Skip to content


Harry Cassin
Publisher and Editor

Andy Spalding
Senior Editor

Jessica Tillipman
Senior Editor

Bill Steinman
Senior Editor

Richard L. Cassin
Editor at Large

Elizabeth K. Spahn
Editor Emeritus

Cody Worthington
Contributing Editor

Julie DiMauro
Contributing Editor

Thomas Fox
Contributing Editor

Marc Alain Bohn
Contributing Editor

Bill Waite
Contributing Editor

Russell A. Stamets
Contributing Editor

Richard Bistrong
Contributing Editor

Eric Carlson
Contributing Editor

The White House (and everyone else) grows jittery about corruption in Ukraine

On September 1, U.S. national security adviser Jake Sullivan met with the three heads of Ukraine’s government anti-corruption institutions. The backdrop of the meeting was growing calls in the United States and elsewhere to limit military aid to Ukraine because of the wartime graft problem.

Sullivan “underscored the vital importance to any democratic society of independent, impartial law enforcement and judicial institutions capable of investigating, prosecuting and adjudicating corruption cases no matter where they lead,” according to the White House readout of the meeting.

There are billions of good reasons for the growing anxiety about Ukraine’s corruption.

Since the war began, the United States has poured nearly $77 billion in assistance into Ukraine. About a third is military aid and another third is direct financial support. The rest is humanitarian aid, training, and other programs.

Aid to Ukraine dwarfs U.S. giving to other countries. The next biggest recipient of U.S. aid is Afghanistan ($4 billion), then Israel ($3.3 billion), Jordan ($2.6 billion), and Egypt ($1.5 billion).

Ukraine is also receiving support from 46 other donors, with aid from the EU reaching $30 billion and about $12 billion from the UK as of May 31, 2023.

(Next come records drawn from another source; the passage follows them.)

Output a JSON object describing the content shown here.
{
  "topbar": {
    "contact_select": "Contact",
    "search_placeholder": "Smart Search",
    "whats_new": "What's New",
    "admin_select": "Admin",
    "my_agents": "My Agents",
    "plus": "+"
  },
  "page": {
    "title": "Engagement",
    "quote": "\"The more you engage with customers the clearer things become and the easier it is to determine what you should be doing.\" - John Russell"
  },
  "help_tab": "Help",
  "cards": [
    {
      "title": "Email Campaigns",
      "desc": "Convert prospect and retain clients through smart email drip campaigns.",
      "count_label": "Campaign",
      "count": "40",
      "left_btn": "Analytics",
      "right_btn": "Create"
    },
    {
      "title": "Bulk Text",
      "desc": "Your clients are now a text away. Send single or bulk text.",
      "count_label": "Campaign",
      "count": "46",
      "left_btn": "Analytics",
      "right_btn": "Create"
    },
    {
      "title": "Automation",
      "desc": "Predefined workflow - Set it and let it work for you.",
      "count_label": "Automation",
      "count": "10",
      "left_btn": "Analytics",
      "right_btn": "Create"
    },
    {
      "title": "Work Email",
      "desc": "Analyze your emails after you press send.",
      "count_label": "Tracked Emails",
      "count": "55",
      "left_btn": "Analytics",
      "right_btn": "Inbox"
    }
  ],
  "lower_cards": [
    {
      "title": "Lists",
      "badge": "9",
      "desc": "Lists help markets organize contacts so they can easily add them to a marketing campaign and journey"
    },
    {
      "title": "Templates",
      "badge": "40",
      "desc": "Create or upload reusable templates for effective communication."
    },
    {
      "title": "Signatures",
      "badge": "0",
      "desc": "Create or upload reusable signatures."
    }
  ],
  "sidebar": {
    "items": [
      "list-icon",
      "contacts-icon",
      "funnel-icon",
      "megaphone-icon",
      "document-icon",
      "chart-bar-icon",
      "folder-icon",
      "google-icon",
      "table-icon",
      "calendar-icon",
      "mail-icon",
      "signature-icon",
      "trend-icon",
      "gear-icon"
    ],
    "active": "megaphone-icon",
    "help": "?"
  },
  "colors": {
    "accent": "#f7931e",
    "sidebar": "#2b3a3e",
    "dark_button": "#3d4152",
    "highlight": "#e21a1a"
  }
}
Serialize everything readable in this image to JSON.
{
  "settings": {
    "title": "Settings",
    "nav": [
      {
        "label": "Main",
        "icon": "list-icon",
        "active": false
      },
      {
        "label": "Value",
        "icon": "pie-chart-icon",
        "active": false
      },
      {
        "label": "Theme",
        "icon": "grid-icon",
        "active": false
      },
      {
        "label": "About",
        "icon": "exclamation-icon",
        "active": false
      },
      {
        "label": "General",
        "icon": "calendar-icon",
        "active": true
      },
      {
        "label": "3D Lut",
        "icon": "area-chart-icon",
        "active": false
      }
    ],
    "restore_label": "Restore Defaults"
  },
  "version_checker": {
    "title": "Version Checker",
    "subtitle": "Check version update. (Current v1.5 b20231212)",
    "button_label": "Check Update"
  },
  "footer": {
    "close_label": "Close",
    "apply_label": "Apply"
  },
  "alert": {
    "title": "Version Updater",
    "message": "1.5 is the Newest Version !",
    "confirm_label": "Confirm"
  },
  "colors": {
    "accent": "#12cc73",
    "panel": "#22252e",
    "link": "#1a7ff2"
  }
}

That means Ukraine, with a population of about 44 million and a total national budget in 2021 of about $39 billion, has now received more than $120 billion in wartime aid.

Before the Russian invasion in February 2022, Ukraine was Europe’s most corrupt country on Transparency International’s Corruption Perceptions Index. After the invasion, President Volodymyr Zelensky suspended anti-corruption reforms, like public wealth declarations for government officials and a huge national PEP database, choosing instead to focus all efforts on fighting the Russians.

Concerns about the impact of Ukraine’s corruption on its military effectiveness and eventual reconstruction are rooted in recent painful lessons.

The United States spent about $143 billion in Afghanistan during a 20-year military and nation-building campaign that ended in spectacular failure.

In 2021, John Sopko, the Special Inspector General for Afghanistan Reconstruction, said “corruption substantially undermined the U.S. mission in Afghanistan from the very beginning.”

Before Sopko’s assessment, various military and civilian sources said pervasive corruption degraded the battlefield capability of Afghan government forces. The U.S. Department of Defense said in 2019 that corruption was “the top strategic threat to the legitimacy and success of the Afghan government.”

Last week, President Zelensky — who won the presidency before the Russian invasion on an anti-corruption platform — replaced defense minister Oleksii Reznikov. As the New York Times put it, Reznikov had been “the subject of increasing speculation in Ukraine as financial improprieties in the ministry came to light and the government started several investigations into official corruption.”

Zelensky recently fired all of Ukraine’s military recruitment officers following bribery scandals.

The head of Ukraine’s supreme court was detained in May during a bribery investigation, and the former deputy minister of economy was arrested for allegedly embezzling humanitarian aid.

Earlier this year, Zelensky “dismissed the director of his domestic intelligence agency and prosecutor general, also in the wake of allegations of corruption and mismanagement,” the NYT said.

Poll results published in July by the Kyiv International Institute of Sociology found that Ukrainians consider corruption the most serious problem for Ukraine after the full-scale war.

“Despite the noticeable improvement in public perception of the prevalence of corruption, 94 percent of respondents still believe that corruption is widespread throughout Ukraine,”  the release about the poll said.

Following Jake Sullivan’s recent meeting with Ukraine’s anti-corruption officials, the White House said he had “reiterated steadfast U.S. support for anti-corruption reforms in Ukraine and for Ukraine’s brave defense of its democracy against Russian aggression.”

Share this post


Comments are closed for this article!